I have trouble parsing a passage from Seneca's Quaestiones Naturales (Natural Questions) Book VII COMETS, [25,4] The first sentence —
“Veniet tempus quo ista quae nunc latent in lucem dies extrahat et longioris aevi diligentia.”
The Loeb has the corresponding English as “The time will come when diligent research over long periods will bring to light things which now lie hidden. ”
I parsed as follows (details omitted)
- veniet : main verb
- tempus : main subject
- quo … diligent : relative clause explaining tempus
- [ista quae nunc latent] : ‘those things that now lie hidden,’ i.e., direct object noun phrase of extrahat
- [in lucem] : ‘(in)to light’ preposintal phrase for extrahat
- dies : ???
- extrahat : verb in the subordinate (relative) clause
- et : ???
- [longioris aevi diligentia] : ‘diligence of a rather long period’ subject noun phrase of relative clause
In short, I'm puzzled by ‘dies’ and ‘et.’ What are they doing in the sentense?
First, I thought
dies is in nominative case and
diligentia as adjective modifying it, but the genders don't agree.

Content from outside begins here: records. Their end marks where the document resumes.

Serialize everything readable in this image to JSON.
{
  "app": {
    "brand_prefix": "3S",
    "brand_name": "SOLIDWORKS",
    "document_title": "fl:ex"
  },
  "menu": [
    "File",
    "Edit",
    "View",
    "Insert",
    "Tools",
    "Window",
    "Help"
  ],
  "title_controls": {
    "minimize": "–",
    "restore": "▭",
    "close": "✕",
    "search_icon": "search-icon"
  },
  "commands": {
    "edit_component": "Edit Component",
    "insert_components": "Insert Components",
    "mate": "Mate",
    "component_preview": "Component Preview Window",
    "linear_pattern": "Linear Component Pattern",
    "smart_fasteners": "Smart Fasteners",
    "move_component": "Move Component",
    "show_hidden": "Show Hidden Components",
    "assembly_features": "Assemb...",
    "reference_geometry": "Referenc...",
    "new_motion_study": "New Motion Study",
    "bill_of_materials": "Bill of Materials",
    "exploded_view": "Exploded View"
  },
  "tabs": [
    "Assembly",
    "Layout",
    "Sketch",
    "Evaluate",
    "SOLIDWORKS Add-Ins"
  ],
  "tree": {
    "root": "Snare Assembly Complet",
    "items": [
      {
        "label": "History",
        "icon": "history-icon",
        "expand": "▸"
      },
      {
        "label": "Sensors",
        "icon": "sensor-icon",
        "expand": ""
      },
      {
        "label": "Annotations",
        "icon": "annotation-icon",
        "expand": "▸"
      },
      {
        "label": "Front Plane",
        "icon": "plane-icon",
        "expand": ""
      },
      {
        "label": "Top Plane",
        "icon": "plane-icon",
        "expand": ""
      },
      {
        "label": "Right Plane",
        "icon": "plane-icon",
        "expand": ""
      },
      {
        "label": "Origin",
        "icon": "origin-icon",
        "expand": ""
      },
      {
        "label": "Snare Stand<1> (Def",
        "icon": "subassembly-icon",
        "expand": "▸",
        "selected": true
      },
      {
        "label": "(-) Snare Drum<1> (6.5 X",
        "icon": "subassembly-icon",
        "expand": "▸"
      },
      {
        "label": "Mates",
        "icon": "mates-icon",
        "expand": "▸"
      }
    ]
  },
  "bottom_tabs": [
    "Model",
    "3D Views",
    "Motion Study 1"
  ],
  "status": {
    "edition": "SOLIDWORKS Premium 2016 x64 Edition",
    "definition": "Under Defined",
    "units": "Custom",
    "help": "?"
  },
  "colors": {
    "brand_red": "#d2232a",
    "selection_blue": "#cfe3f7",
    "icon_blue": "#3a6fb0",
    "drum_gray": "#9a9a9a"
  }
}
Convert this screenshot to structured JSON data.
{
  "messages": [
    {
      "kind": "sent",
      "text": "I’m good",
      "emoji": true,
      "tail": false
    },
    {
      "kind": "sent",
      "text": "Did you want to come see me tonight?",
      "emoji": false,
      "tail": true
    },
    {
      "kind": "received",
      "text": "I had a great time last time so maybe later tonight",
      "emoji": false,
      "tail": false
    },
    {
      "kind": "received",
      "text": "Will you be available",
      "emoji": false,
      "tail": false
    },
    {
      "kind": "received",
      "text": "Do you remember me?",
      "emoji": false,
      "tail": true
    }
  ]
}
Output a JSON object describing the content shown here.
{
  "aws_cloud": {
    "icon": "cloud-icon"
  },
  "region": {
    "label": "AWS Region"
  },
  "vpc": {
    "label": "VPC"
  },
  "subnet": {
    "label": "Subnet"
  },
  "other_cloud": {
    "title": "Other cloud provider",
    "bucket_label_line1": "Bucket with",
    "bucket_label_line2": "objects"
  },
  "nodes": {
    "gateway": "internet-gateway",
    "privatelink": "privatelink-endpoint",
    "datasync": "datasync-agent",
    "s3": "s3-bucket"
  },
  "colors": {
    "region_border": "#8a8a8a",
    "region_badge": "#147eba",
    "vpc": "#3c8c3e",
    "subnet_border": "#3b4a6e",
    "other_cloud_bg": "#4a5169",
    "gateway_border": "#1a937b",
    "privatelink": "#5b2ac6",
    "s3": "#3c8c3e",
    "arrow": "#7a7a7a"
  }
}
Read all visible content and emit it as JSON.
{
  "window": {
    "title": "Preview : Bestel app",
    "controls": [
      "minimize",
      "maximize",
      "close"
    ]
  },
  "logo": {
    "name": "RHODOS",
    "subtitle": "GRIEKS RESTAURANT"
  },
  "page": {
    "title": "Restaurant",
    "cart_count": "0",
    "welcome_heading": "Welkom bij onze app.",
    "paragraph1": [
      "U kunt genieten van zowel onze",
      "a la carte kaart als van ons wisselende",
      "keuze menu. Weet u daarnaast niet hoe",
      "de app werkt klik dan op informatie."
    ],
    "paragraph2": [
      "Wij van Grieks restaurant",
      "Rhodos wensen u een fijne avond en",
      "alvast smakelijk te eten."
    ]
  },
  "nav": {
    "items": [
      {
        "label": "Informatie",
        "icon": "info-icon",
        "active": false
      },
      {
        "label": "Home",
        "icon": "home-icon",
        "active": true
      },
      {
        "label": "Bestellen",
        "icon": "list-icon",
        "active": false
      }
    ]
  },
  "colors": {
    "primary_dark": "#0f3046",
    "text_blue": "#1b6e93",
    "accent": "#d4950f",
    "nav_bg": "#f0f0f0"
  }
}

Not good.
Next, I guessed
diligentia both as being nouns and in nominative, but then that conflict with the verb
extrahat in number. Not good.
dies as in accusative going with
lucem to make a longer prepositonal phrase [
in lucem et dies] that solves the agreement problems, but the sense? and most perplexingly is the word order.
Hmm… I'm stuck. Could anyone plaease help me?